2. The loudspeaker-residual transfer function is measured or pre-stored as F(L→R).
Then it is known that a frequency component of complex amplitude A on the loudspeaker 34 will produce a residual signal A.F(L→R).
Hence a measured residual signal R(i) will require a loudspeaker signal of ##EQU6## Now, the current multiplying coefficient C(i), was operating on a sensing microphone frequency coefficient S(i). To increase the loudspeaker signal by R(i)/F(L→R) the coefficient should have been C(i)(1+R(i)/F(R)×S(i). The processing element would update the stored coefficient to this new value, once per iteration.
It should be noted that:
1. If the transmission path 34→35 involves a substantial propagation delay, it will be necessary to sample the frequency domain signal elements S(i) and use the sample at a later time i.e. the delay time later, for updating the coefficients in the unit 32.
2. High Q resonances in the duct D would require a large number of samples in the frequency domain since the slow build-up of the resonances can only be represented by closely spaced frequency domain samples.
The transfer function between the actuator 12, 34 and residual sensor 11, 36 can be deduced in a number of ways. For example, a series of tones can be presented to the actuator and the resulting in-phase and quadrature components measured at the residual sensor, or an impulse can be presented to the actuator, Fourier analysed and the relationship between the in-phase and quadrature components of the source related to the in-phase and quadrature components at the residual sensor or a sample of random noise could be similarly processed. Any of these techniques will yield the amplitude and phase response between actuator and the residual sensor which can be used to infer the demanded signal at the actuator for cancelling any measured residual signal.
The transformation from time domain to frequency samples requires a time history of the waveform to undergo a matrix multiplication by samples of the sinusoidal and cosinusoidal waveforms, or a mathematically equivalent operation (e.g. the first Fourier transformed). The transformation is reversible, and the original time waveform can be restored by an inverse transform, which process differs only slightly from the Fourier transform.
Where the method of the invention is applied to multiple interacting systems, two approaches are preferred:
(a) The characterisation of each actuator-residual path is performed in a quiet or stable environment and the systems are then allowed to settle to their final level by process of iteration--each actuator attempting to null its own residual sensor. This process has been found quite effective even in situations with considerable interaction, providing the residual sensor most sensitive to its appropriate actuator is connected in the feedback loop, or
(b) by pre-measuring the cross-coupling coefficients between each actuator and residual sensor and performing the matrix operations in a single processor to deduce the required cancellation signal on each cancelling actuator. Such a system has the advantage of rapid adaption (since no iteration is needed) but is less modular than (a) above.

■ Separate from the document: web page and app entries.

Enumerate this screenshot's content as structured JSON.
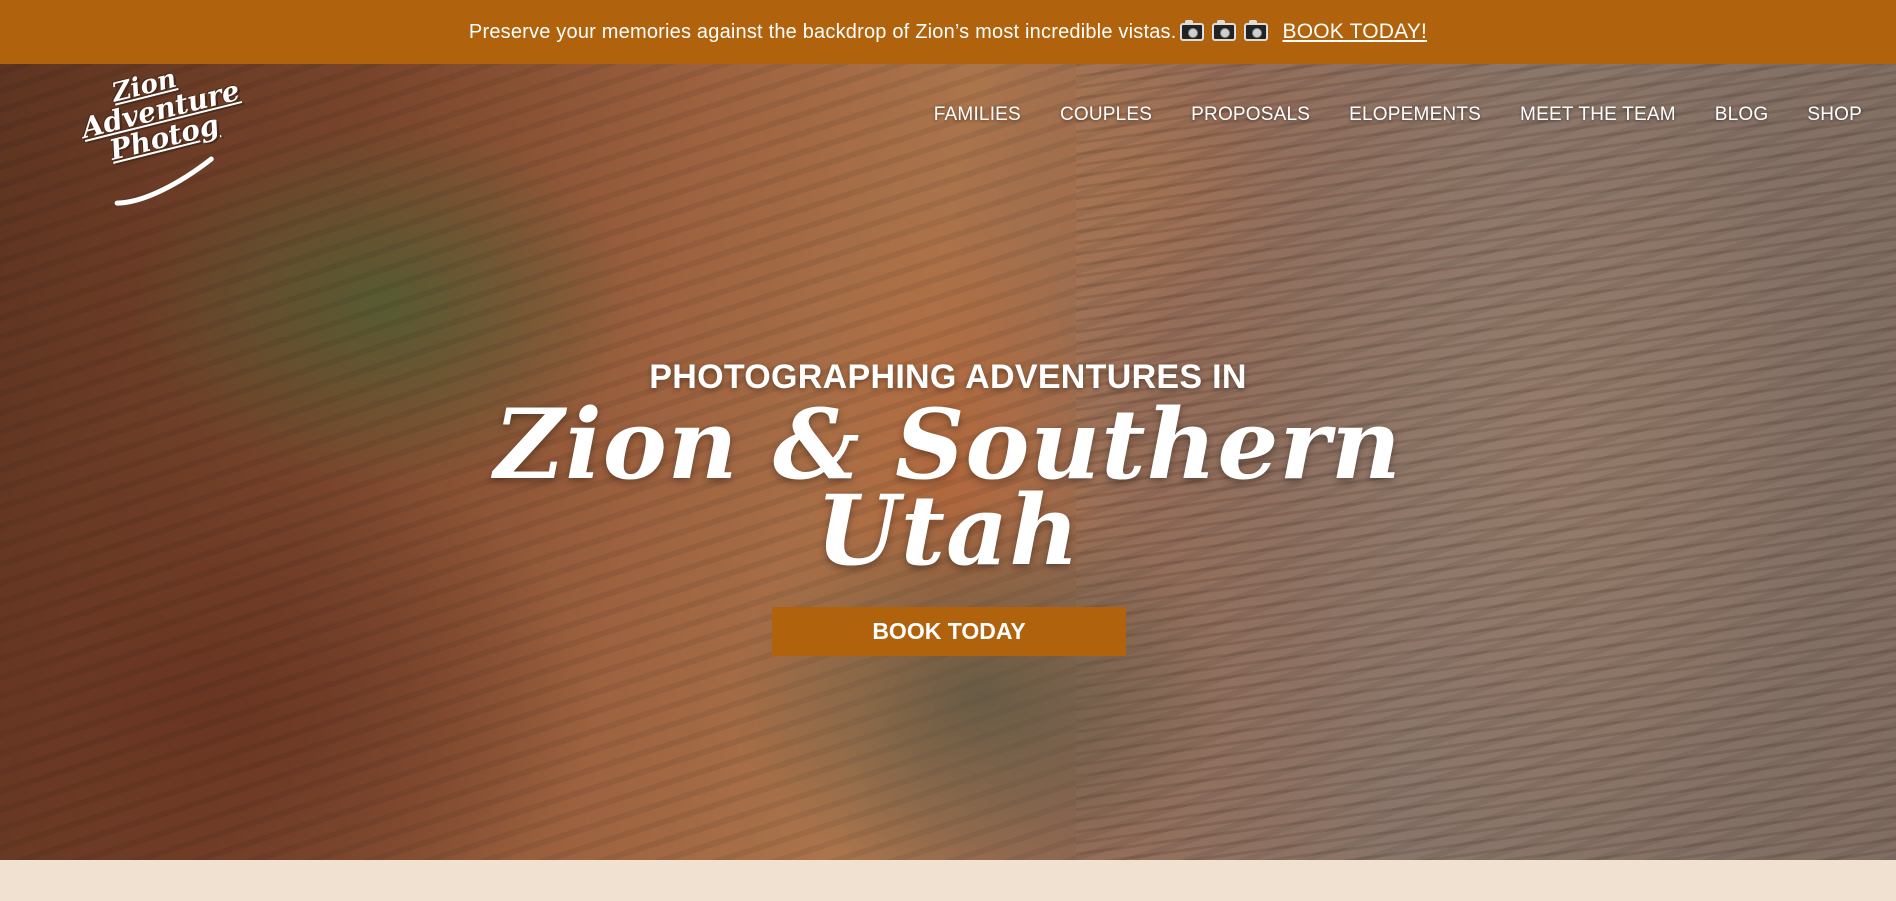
{
  "announcement": {
    "text": "Preserve your memories against the backdrop of Zion’s most incredible vistas.",
    "icons": [
      "camera-icon",
      "camera-icon",
      "camera-icon"
    ],
    "link_label": "BOOK TODAY!"
  },
  "logo": {
    "line1": "Zion",
    "line2": "Adventure",
    "line3": "Photog"
  },
  "nav": {
    "items": [
      {
        "label": "FAMILIES"
      },
      {
        "label": "COUPLES"
      },
      {
        "label": "PROPOSALS"
      },
      {
        "label": "ELOPEMENTS"
      },
      {
        "label": "MEET THE TEAM"
      },
      {
        "label": "BLOG"
      },
      {
        "label": "SHOP"
      }
    ]
  },
  "hero": {
    "kicker": "PHOTOGRAPHING ADVENTURES IN",
    "headline_line1": "Zion & Southern",
    "headline_line2": "Utah",
    "cta_label": "BOOK TODAY"
  },
  "colors": {
    "brand_orange": "#b0620c",
    "cream": "#f0e1d0",
    "text_light": "#ffffff"
  }
}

Time domain sampling at a rate faster than is necessary for providing the requisite number of frequency domain samples will, in many cases of random vibrations, be advantageous since the multiple frequency domain samples of each time domain section of waveform will effectively generate a rolling phase of the frequency components, thus interpolating between the frequency domain samples.
The method and apparatus of the invention would be particularly suited to, although not limited to, any situation in which it is not possible to achieve a "suitable" phase response between a cancellation actuator and a residual sensor. A "suitable" phase response corresponds to a pure time delay for the previous fast adapting system. However, its application is not limited to this type of actuator/acoustic/sensor response, it could also be applied to other more well behaved actuators. Examples of systems with poor phase response include in-cab and in-room acoustics, vibration in structures and vibration in vessels and aircraft, and the invention shows particular promise in these applications.